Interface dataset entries
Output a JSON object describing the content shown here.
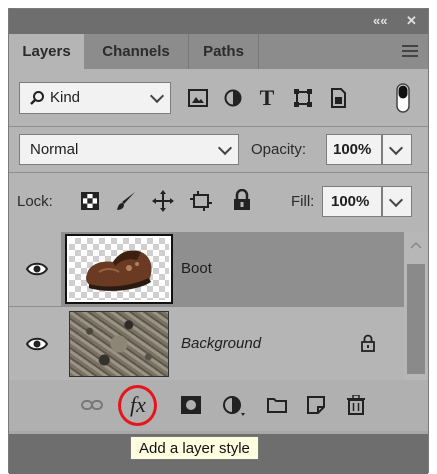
{
  "tabs": [
    {
      "label": "Layers",
      "active": true
    },
    {
      "label": "Channels",
      "active": false
    },
    {
      "label": "Paths",
      "active": false
    }
  ],
  "window_controls": {
    "collapse": "««",
    "close": "✕"
  },
  "filter": {
    "kind_label": "Kind",
    "icons": [
      "image-filter-icon",
      "adjustment-filter-icon",
      "type-filter-icon",
      "shape-filter-icon",
      "smart-object-filter-icon",
      "filter-toggle-icon"
    ]
  },
  "blend": {
    "mode": "Normal",
    "opacity_label": "Opacity:",
    "opacity_value": "100%"
  },
  "lock": {
    "label": "Lock:",
    "fill_label": "Fill:",
    "fill_value": "100%"
  },
  "layers": [
    {
      "name": "Boot",
      "visible": true,
      "selected": true,
      "italic": false,
      "locked": false
    },
    {
      "name": "Background",
      "visible": true,
      "selected": false,
      "italic": true,
      "locked": true
    }
  ],
  "bottom_icons": [
    "link-layers-icon",
    "add-layer-style-icon",
    "add-mask-icon",
    "adjustment-layer-icon",
    "new-group-icon",
    "new-layer-icon",
    "delete-layer-icon"
  ],
  "fx_label": "fx",
  "tooltip": "Add a layer style",
  "highlight_color": "#e8141c"
}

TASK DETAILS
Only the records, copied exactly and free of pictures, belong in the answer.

RESULT
Output a JSON object describing the content shown here.
{
  "tabs": [
    {
      "label": "Layers",
      "active": true
    },
    {
      "label": "Channels",
      "active": false
    },
    {
      "label": "Paths",
      "active": false
    }
  ],
  "window_controls": {
    "collapse": "««",
    "close": "✕"
  },
  "filter": {
    "kind_label": "Kind",
    "icons": [
      "image-filter-icon",
      "adjustment-filter-icon",
      "type-filter-icon",
      "shape-filter-icon",
      "smart-object-filter-icon",
      "filter-toggle-icon"
    ]
  },
  "blend": {
    "mode": "Normal",
    "opacity_label": "Opacity:",
    "opacity_value": "100%"
  },
  "lock": {
    "label": "Lock:",
    "fill_label": "Fill:",
    "fill_value": "100%"
  },
  "layers": [
    {
      "name": "Boot",
      "visible": true,
      "selected": true,
      "italic": false,
      "locked": false
    },
    {
      "name": "Background",
      "visible": true,
      "selected": false,
      "italic": true,
      "locked": true
    }
  ],
  "bottom_icons": [
    "link-layers-icon",
    "add-layer-style-icon",
    "add-mask-icon",
    "adjustment-layer-icon",
    "new-group-icon",
    "new-layer-icon",
    "delete-layer-icon"
  ],
  "fx_label": "fx",
  "tooltip": "Add a layer style",
  "highlight_color": "#e8141c"
}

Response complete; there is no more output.